EXERCISE:
Find how many lines of the listing include the string "object", and report only that figure.

DATA PROVIDED:
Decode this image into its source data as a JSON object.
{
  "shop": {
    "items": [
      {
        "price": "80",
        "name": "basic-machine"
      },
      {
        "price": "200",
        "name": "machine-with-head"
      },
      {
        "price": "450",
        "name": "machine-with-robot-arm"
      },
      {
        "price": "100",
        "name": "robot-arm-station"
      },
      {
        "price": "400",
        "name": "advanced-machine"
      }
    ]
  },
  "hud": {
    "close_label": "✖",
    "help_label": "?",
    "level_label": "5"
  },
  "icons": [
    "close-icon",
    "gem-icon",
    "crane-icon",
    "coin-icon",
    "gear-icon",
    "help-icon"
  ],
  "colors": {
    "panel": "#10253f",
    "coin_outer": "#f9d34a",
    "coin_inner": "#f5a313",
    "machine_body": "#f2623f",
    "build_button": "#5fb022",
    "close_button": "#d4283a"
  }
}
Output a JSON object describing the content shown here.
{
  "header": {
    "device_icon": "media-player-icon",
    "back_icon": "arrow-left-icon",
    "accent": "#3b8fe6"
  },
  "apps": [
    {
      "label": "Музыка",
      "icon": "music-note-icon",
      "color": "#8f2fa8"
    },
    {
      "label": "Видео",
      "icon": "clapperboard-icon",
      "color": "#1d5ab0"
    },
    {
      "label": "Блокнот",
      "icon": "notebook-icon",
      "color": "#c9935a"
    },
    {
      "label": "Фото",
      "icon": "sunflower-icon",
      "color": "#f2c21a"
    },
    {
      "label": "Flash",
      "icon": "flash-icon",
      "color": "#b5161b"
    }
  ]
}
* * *
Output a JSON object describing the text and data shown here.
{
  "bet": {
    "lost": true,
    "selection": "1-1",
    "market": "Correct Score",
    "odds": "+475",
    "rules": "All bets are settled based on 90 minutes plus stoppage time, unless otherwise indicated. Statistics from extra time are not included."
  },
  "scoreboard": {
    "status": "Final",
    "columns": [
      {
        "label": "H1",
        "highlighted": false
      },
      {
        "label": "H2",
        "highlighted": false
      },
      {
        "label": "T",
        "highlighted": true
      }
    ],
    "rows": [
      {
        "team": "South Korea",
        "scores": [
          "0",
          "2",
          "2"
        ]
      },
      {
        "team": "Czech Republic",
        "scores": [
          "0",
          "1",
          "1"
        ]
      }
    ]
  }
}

RESPONSE FOR THIS EXERCISE:
3